**Task input**
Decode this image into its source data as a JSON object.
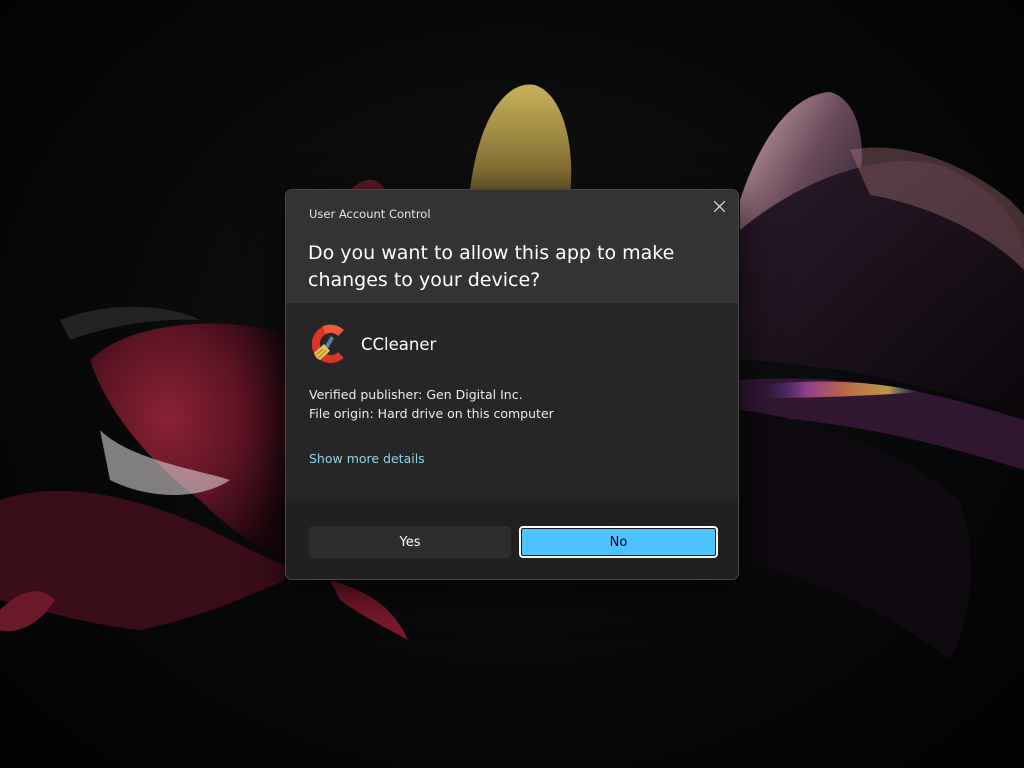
{
  "dialog": {
    "caption": "User Account Control",
    "question": "Do you want to allow this app to make changes to your device?",
    "app_name": "CCleaner",
    "publisher": "Verified publisher: Gen Digital Inc.",
    "origin": "File origin: Hard drive on this computer",
    "details_link": "Show more details",
    "yes_label": "Yes",
    "no_label": "No"
  },
  "icons": {
    "close": "close-icon",
    "app": "ccleaner-logo-icon"
  },
  "colors": {
    "accent": "#4cc2ff",
    "link": "#8fd4ea",
    "dialog_background": "#262626",
    "header_background": "#333333",
    "footer_background": "#202020"
  }
}
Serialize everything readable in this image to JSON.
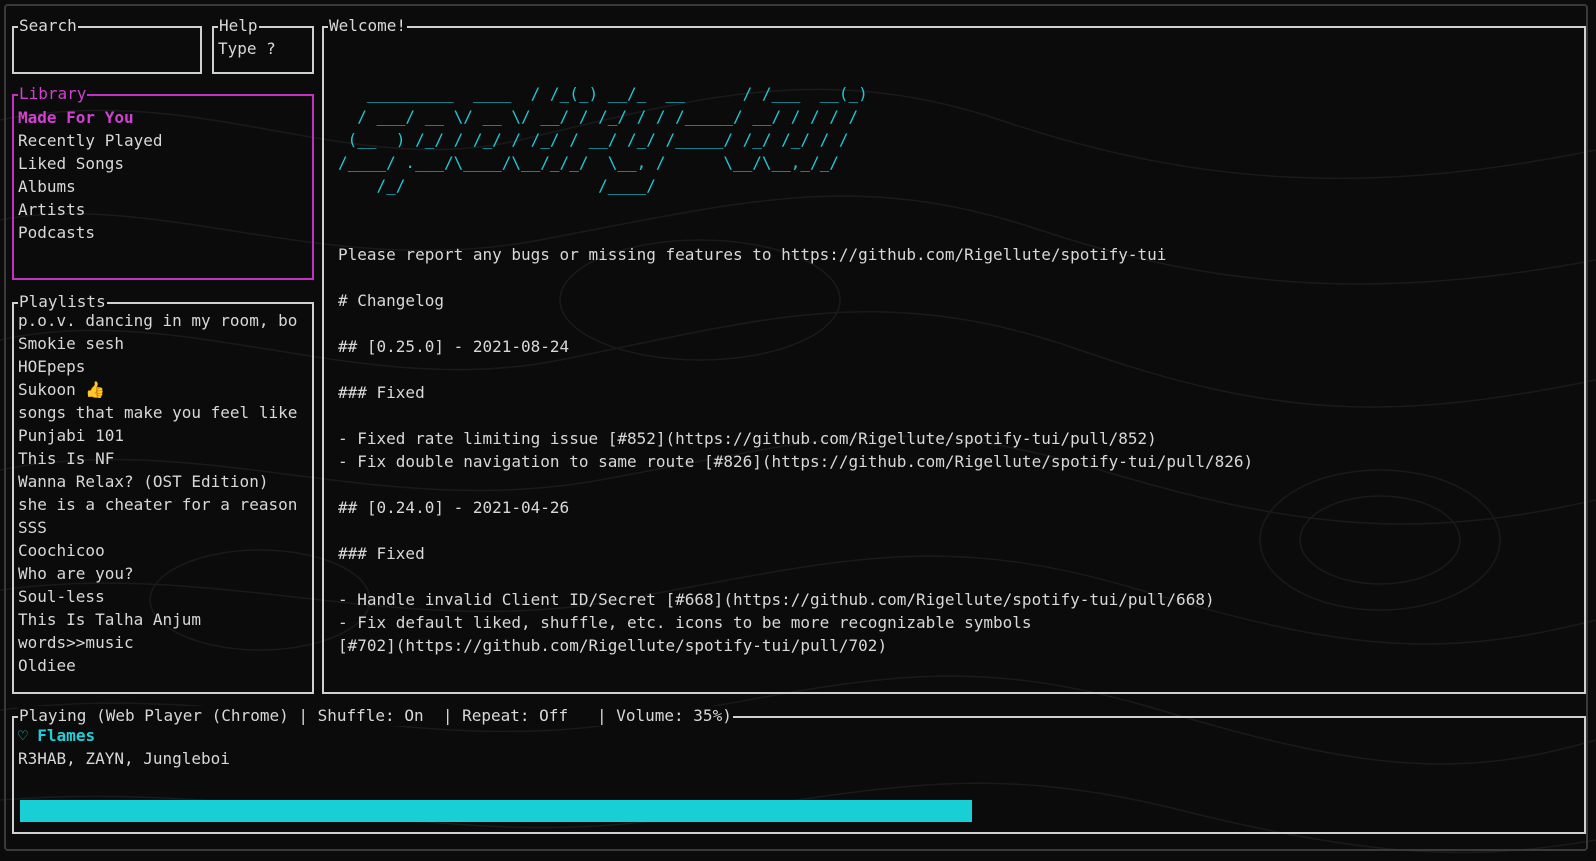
{
  "search": {
    "title": "Search",
    "value": "",
    "placeholder": ""
  },
  "help": {
    "title": "Help",
    "text": "Type ?"
  },
  "library": {
    "title": "Library",
    "items": [
      {
        "label": "Made For You"
      },
      {
        "label": "Recently Played"
      },
      {
        "label": "Liked Songs"
      },
      {
        "label": "Albums"
      },
      {
        "label": "Artists"
      },
      {
        "label": "Podcasts"
      }
    ]
  },
  "playlists": {
    "title": "Playlists",
    "items": [
      {
        "label": "p.o.v. dancing in my room, bo"
      },
      {
        "label": "Smokie sesh"
      },
      {
        "label": "HOEpeps"
      },
      {
        "label": "Sukoon 👍"
      },
      {
        "label": "songs that make you feel like"
      },
      {
        "label": "Punjabi 101"
      },
      {
        "label": "This Is NF"
      },
      {
        "label": "Wanna Relax? (OST Edition)"
      },
      {
        "label": "she is a cheater for a reason"
      },
      {
        "label": "SSS"
      },
      {
        "label": "Coochicoo"
      },
      {
        "label": "Who are you?"
      },
      {
        "label": "Soul-less"
      },
      {
        "label": "This Is Talha Anjum"
      },
      {
        "label": "words>>music"
      },
      {
        "label": "Oldiee"
      }
    ]
  },
  "welcome": {
    "title": "Welcome!",
    "ascii": [
      "   _________  ____  / /_(_) __/_  __      / /___  __(_)",
      "  / ___/ __ \\/ __ \\/ __/ / /_/ / / /_____/ __/ / / / /",
      " (__  ) /_/ / /_/ / /_/ / __/ /_/ /_____/ /_/ /_/ / /",
      "/____/ .___/\\____/\\__/_/_/  \\__, /      \\__/\\__,_/_/",
      "    /_/                    /____/"
    ],
    "lines": [
      "",
      "",
      "Please report any bugs or missing features to https://github.com/Rigellute/spotify-tui",
      "",
      "# Changelog",
      "",
      "## [0.25.0] - 2021-08-24",
      "",
      "### Fixed",
      "",
      "- Fixed rate limiting issue [#852](https://github.com/Rigellute/spotify-tui/pull/852)",
      "- Fix double navigation to same route [#826](https://github.com/Rigellute/spotify-tui/pull/826)",
      "",
      "## [0.24.0] - 2021-04-26",
      "",
      "### Fixed",
      "",
      "- Handle invalid Client ID/Secret [#668](https://github.com/Rigellute/spotify-tui/pull/668)",
      "- Fix default liked, shuffle, etc. icons to be more recognizable symbols",
      "[#702](https://github.com/Rigellute/spotify-tui/pull/702)"
    ]
  },
  "playing": {
    "title": "Playing (Web Player (Chrome) | Shuffle: On  | Repeat: Off   | Volume: 35%)",
    "heart_icon": "♡",
    "track": "Flames",
    "artists": "R3HAB, ZAYN, Jungleboi",
    "progress": 0.6
  },
  "colors": {
    "accent_cyan": "#1fc8d8",
    "library_magenta": "#c42fc4",
    "border": "#d0d0d0",
    "background": "#0b0b0b"
  }
}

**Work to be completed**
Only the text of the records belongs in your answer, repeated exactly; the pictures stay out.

**Solution to this exercise**
Decode this image into its source data as a JSON object.
{
  "dialog": {
    "caption": "User Account Control",
    "question": "Do you want to allow this app to make changes to your device?",
    "app_name": "CCleaner",
    "publisher": "Verified publisher: Gen Digital Inc.",
    "origin": "File origin: Hard drive on this computer",
    "details_link": "Show more details",
    "yes_label": "Yes",
    "no_label": "No"
  },
  "icons": {
    "close": "close-icon",
    "app": "ccleaner-logo-icon"
  },
  "colors": {
    "accent": "#4cc2ff",
    "link": "#8fd4ea",
    "dialog_background": "#262626",
    "header_background": "#333333",
    "footer_background": "#202020"
  }
}
Serialize everything readable in this image to JSON.
{
  "search": {
    "title": "Search",
    "value": "",
    "placeholder": ""
  },
  "help": {
    "title": "Help",
    "text": "Type ?"
  },
  "library": {
    "title": "Library",
    "items": [
      {
        "label": "Made For You"
      },
      {
        "label": "Recently Played"
      },
      {
        "label": "Liked Songs"
      },
      {
        "label": "Albums"
      },
      {
        "label": "Artists"
      },
      {
        "label": "Podcasts"
      }
    ]
  },
  "playlists": {
    "title": "Playlists",
    "items": [
      {
        "label": "p.o.v. dancing in my room, bo"
      },
      {
        "label": "Smokie sesh"
      },
      {
        "label": "HOEpeps"
      },
      {
        "label": "Sukoon 👍"
      },
      {
        "label": "songs that make you feel like"
      },
      {
        "label": "Punjabi 101"
      },
      {
        "label": "This Is NF"
      },
      {
        "label": "Wanna Relax? (OST Edition)"
      },
      {
        "label": "she is a cheater for a reason"
      },
      {
        "label": "SSS"
      },
      {
        "label": "Coochicoo"
      },
      {
        "label": "Who are you?"
      },
      {
        "label": "Soul-less"
      },
      {
        "label": "This Is Talha Anjum"
      },
      {
        "label": "words>>music"
      },
      {
        "label": "Oldiee"
      }
    ]
  },
  "welcome": {
    "title": "Welcome!",
    "ascii": [
      "   _________  ____  / /_(_) __/_  __      / /___  __(_)",
      "  / ___/ __ \\/ __ \\/ __/ / /_/ / / /_____/ __/ / / / /",
      " (__  ) /_/ / /_/ / /_/ / __/ /_/ /_____/ /_/ /_/ / /",
      "/____/ .___/\\____/\\__/_/_/  \\__, /      \\__/\\__,_/_/",
      "    /_/                    /____/"
    ],
    "lines": [
      "",
      "",
      "Please report any bugs or missing features to https://github.com/Rigellute/spotify-tui",
      "",
      "# Changelog",
      "",
      "## [0.25.0] - 2021-08-24",
      "",
      "### Fixed",
      "",
      "- Fixed rate limiting issue [#852](https://github.com/Rigellute/spotify-tui/pull/852)",
      "- Fix double navigation to same route [#826](https://github.com/Rigellute/spotify-tui/pull/826)",
      "",
      "## [0.24.0] - 2021-04-26",
      "",
      "### Fixed",
      "",
      "- Handle invalid Client ID/Secret [#668](https://github.com/Rigellute/spotify-tui/pull/668)",
      "- Fix default liked, shuffle, etc. icons to be more recognizable symbols",
      "[#702](https://github.com/Rigellute/spotify-tui/pull/702)"
    ]
  },
  "playing": {
    "title": "Playing (Web Player (Chrome) | Shuffle: On  | Repeat: Off   | Volume: 35%)",
    "heart_icon": "♡",
    "track": "Flames",
    "artists": "R3HAB, ZAYN, Jungleboi",
    "progress": 0.6
  },
  "colors": {
    "accent_cyan": "#1fc8d8",
    "library_magenta": "#c42fc4",
    "border": "#d0d0d0",
    "background": "#0b0b0b"
  }
}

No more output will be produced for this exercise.